*WORK INSTRUCTION*
Without omitting anything, write out the listing below precisely.

*DATA LISTING*
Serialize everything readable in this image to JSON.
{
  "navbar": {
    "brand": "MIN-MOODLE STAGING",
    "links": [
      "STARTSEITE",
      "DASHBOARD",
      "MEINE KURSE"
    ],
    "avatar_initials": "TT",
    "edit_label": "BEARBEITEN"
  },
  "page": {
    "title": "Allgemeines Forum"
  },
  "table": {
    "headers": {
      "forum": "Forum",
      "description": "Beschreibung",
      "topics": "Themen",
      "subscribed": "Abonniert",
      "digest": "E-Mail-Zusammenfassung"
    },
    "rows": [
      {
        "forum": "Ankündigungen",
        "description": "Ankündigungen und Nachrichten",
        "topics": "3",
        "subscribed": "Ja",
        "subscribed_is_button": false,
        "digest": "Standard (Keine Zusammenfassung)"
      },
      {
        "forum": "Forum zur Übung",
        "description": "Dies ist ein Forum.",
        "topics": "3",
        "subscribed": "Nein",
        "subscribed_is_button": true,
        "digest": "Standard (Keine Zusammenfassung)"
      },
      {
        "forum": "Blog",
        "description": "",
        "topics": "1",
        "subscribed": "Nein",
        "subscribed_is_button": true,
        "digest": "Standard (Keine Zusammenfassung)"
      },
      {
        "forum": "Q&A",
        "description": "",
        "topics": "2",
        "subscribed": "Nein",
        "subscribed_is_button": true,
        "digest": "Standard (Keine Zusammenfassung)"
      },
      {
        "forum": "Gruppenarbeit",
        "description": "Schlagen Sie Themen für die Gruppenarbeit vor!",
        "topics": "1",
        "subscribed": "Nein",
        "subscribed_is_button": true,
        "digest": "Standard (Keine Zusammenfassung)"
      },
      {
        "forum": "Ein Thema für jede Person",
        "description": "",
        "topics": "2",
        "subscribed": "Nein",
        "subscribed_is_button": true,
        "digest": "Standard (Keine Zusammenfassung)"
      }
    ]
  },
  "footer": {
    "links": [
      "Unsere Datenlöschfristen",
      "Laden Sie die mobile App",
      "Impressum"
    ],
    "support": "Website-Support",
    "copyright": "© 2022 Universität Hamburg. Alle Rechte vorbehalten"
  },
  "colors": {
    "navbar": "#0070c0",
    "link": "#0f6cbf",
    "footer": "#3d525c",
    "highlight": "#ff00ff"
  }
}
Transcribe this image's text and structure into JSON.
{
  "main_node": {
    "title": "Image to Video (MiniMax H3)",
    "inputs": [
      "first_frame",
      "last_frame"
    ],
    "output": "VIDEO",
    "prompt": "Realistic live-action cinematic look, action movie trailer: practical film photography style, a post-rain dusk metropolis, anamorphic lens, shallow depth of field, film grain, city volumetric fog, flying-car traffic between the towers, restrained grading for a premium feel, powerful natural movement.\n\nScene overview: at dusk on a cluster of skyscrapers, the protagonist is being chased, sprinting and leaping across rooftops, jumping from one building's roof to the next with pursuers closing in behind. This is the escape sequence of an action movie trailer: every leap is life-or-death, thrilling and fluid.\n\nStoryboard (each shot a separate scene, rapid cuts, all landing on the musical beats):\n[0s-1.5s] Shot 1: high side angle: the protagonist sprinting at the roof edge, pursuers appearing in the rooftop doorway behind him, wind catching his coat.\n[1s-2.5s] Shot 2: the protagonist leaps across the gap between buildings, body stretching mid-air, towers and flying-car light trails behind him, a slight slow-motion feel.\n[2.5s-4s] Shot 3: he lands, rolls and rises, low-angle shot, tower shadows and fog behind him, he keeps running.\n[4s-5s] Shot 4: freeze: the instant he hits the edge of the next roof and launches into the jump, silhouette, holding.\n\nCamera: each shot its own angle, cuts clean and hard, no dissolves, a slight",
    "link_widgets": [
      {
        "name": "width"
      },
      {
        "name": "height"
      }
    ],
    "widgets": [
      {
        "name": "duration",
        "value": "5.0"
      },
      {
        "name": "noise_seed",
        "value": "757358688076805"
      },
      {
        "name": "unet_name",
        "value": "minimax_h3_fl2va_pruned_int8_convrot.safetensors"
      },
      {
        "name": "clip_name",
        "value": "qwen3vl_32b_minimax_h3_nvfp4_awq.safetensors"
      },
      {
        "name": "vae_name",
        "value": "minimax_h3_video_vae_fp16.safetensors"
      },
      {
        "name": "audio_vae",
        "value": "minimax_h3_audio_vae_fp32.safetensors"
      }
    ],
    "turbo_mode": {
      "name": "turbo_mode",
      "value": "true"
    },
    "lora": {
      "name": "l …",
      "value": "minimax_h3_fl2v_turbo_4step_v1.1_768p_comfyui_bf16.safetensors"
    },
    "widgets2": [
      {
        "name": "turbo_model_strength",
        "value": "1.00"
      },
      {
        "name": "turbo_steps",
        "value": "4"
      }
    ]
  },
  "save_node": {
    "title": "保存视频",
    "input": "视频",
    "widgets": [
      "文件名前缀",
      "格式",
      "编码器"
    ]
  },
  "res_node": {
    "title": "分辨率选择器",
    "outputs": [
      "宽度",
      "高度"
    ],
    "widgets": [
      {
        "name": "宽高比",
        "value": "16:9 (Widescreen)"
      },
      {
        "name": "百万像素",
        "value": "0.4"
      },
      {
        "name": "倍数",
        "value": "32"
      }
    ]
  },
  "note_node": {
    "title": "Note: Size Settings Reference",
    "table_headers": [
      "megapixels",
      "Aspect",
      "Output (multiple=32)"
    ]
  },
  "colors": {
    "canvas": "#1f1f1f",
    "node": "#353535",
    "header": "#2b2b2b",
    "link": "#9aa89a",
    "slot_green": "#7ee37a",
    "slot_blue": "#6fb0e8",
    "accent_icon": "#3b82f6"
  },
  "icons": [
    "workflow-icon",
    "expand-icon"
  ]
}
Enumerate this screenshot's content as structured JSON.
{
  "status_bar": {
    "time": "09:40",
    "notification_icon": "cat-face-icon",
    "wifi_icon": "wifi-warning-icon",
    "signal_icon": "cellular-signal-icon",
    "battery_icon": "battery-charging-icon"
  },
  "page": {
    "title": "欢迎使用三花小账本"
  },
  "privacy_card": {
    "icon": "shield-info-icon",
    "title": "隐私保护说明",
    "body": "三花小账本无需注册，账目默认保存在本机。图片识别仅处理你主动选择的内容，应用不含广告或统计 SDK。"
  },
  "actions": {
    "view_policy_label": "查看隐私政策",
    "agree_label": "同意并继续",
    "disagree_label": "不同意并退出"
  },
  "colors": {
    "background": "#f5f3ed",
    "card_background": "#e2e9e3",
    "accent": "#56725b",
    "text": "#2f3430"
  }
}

*RESULT OF THE TASK*
Serialize everything readable in this image to JSON.
{
  "navbar": {
    "brand": "MIN-MOODLE STAGING",
    "links": [
      "STARTSEITE",
      "DASHBOARD",
      "MEINE KURSE"
    ],
    "avatar_initials": "TT",
    "edit_label": "BEARBEITEN"
  },
  "page": {
    "title": "Allgemeines Forum"
  },
  "table": {
    "headers": {
      "forum": "Forum",
      "description": "Beschreibung",
      "topics": "Themen",
      "subscribed": "Abonniert",
      "digest": "E-Mail-Zusammenfassung"
    },
    "rows": [
      {
        "forum": "Ankündigungen",
        "description": "Ankündigungen und Nachrichten",
        "topics": "3",
        "subscribed": "Ja",
        "subscribed_is_button": false,
        "digest": "Standard (Keine Zusammenfassung)"
      },
      {
        "forum": "Forum zur Übung",
        "description": "Dies ist ein Forum.",
        "topics": "3",
        "subscribed": "Nein",
        "subscribed_is_button": true,
        "digest": "Standard (Keine Zusammenfassung)"
      },
      {
        "forum": "Blog",
        "description": "",
        "topics": "1",
        "subscribed": "Nein",
        "subscribed_is_button": true,
        "digest": "Standard (Keine Zusammenfassung)"
      },
      {
        "forum": "Q&A",
        "description": "",
        "topics": "2",
        "subscribed": "Nein",
        "subscribed_is_button": true,
        "digest": "Standard (Keine Zusammenfassung)"
      },
      {
        "forum": "Gruppenarbeit",
        "description": "Schlagen Sie Themen für die Gruppenarbeit vor!",
        "topics": "1",
        "subscribed": "Nein",
        "subscribed_is_button": true,
        "digest": "Standard (Keine Zusammenfassung)"
      },
      {
        "forum": "Ein Thema für jede Person",
        "description": "",
        "topics": "2",
        "subscribed": "Nein",
        "subscribed_is_button": true,
        "digest": "Standard (Keine Zusammenfassung)"
      }
    ]
  },
  "footer": {
    "links": [
      "Unsere Datenlöschfristen",
      "Laden Sie die mobile App",
      "Impressum"
    ],
    "support": "Website-Support",
    "copyright": "© 2022 Universität Hamburg. Alle Rechte vorbehalten"
  },
  "colors": {
    "navbar": "#0070c0",
    "link": "#0f6cbf",
    "footer": "#3d525c",
    "highlight": "#ff00ff"
  }
}
Transcribe this image's text and structure into JSON.
{
  "main_node": {
    "title": "Image to Video (MiniMax H3)",
    "inputs": [
      "first_frame",
      "last_frame"
    ],
    "output": "VIDEO",
    "prompt": "Realistic live-action cinematic look, action movie trailer: practical film photography style, a post-rain dusk metropolis, anamorphic lens, shallow depth of field, film grain, city volumetric fog, flying-car traffic between the towers, restrained grading for a premium feel, powerful natural movement.\n\nScene overview: at dusk on a cluster of skyscrapers, the protagonist is being chased, sprinting and leaping across rooftops, jumping from one building's roof to the next with pursuers closing in behind. This is the escape sequence of an action movie trailer: every leap is life-or-death, thrilling and fluid.\n\nStoryboard (each shot a separate scene, rapid cuts, all landing on the musical beats):\n[0s-1.5s] Shot 1: high side angle: the protagonist sprinting at the roof edge, pursuers appearing in the rooftop doorway behind him, wind catching his coat.\n[1s-2.5s] Shot 2: the protagonist leaps across the gap between buildings, body stretching mid-air, towers and flying-car light trails behind him, a slight slow-motion feel.\n[2.5s-4s] Shot 3: he lands, rolls and rises, low-angle shot, tower shadows and fog behind him, he keeps running.\n[4s-5s] Shot 4: freeze: the instant he hits the edge of the next roof and launches into the jump, silhouette, holding.\n\nCamera: each shot its own angle, cuts clean and hard, no dissolves, a slight",
    "link_widgets": [
      {
        "name": "width"
      },
      {
        "name": "height"
      }
    ],
    "widgets": [
      {
        "name": "duration",
        "value": "5.0"
      },
      {
        "name": "noise_seed",
        "value": "757358688076805"
      },
      {
        "name": "unet_name",
        "value": "minimax_h3_fl2va_pruned_int8_convrot.safetensors"
      },
      {
        "name": "clip_name",
        "value": "qwen3vl_32b_minimax_h3_nvfp4_awq.safetensors"
      },
      {
        "name": "vae_name",
        "value": "minimax_h3_video_vae_fp16.safetensors"
      },
      {
        "name": "audio_vae",
        "value": "minimax_h3_audio_vae_fp32.safetensors"
      }
    ],
    "turbo_mode": {
      "name": "turbo_mode",
      "value": "true"
    },
    "lora": {
      "name": "l …",
      "value": "minimax_h3_fl2v_turbo_4step_v1.1_768p_comfyui_bf16.safetensors"
    },
    "widgets2": [
      {
        "name": "turbo_model_strength",
        "value": "1.00"
      },
      {
        "name": "turbo_steps",
        "value": "4"
      }
    ]
  },
  "save_node": {
    "title": "保存视频",
    "input": "视频",
    "widgets": [
      "文件名前缀",
      "格式",
      "编码器"
    ]
  },
  "res_node": {
    "title": "分辨率选择器",
    "outputs": [
      "宽度",
      "高度"
    ],
    "widgets": [
      {
        "name": "宽高比",
        "value": "16:9 (Widescreen)"
      },
      {
        "name": "百万像素",
        "value": "0.4"
      },
      {
        "name": "倍数",
        "value": "32"
      }
    ]
  },
  "note_node": {
    "title": "Note: Size Settings Reference",
    "table_headers": [
      "megapixels",
      "Aspect",
      "Output (multiple=32)"
    ]
  },
  "colors": {
    "canvas": "#1f1f1f",
    "node": "#353535",
    "header": "#2b2b2b",
    "link": "#9aa89a",
    "slot_green": "#7ee37a",
    "slot_blue": "#6fb0e8",
    "accent_icon": "#3b82f6"
  },
  "icons": [
    "workflow-icon",
    "expand-icon"
  ]
}
Enumerate this screenshot's content as structured JSON.
{
  "status_bar": {
    "time": "09:40",
    "notification_icon": "cat-face-icon",
    "wifi_icon": "wifi-warning-icon",
    "signal_icon": "cellular-signal-icon",
    "battery_icon": "battery-charging-icon"
  },
  "page": {
    "title": "欢迎使用三花小账本"
  },
  "privacy_card": {
    "icon": "shield-info-icon",
    "title": "隐私保护说明",
    "body": "三花小账本无需注册，账目默认保存在本机。图片识别仅处理你主动选择的内容，应用不含广告或统计 SDK。"
  },
  "actions": {
    "view_policy_label": "查看隐私政策",
    "agree_label": "同意并继续",
    "disagree_label": "不同意并退出"
  },
  "colors": {
    "background": "#f5f3ed",
    "card_background": "#e2e9e3",
    "accent": "#56725b",
    "text": "#2f3430"
  }
}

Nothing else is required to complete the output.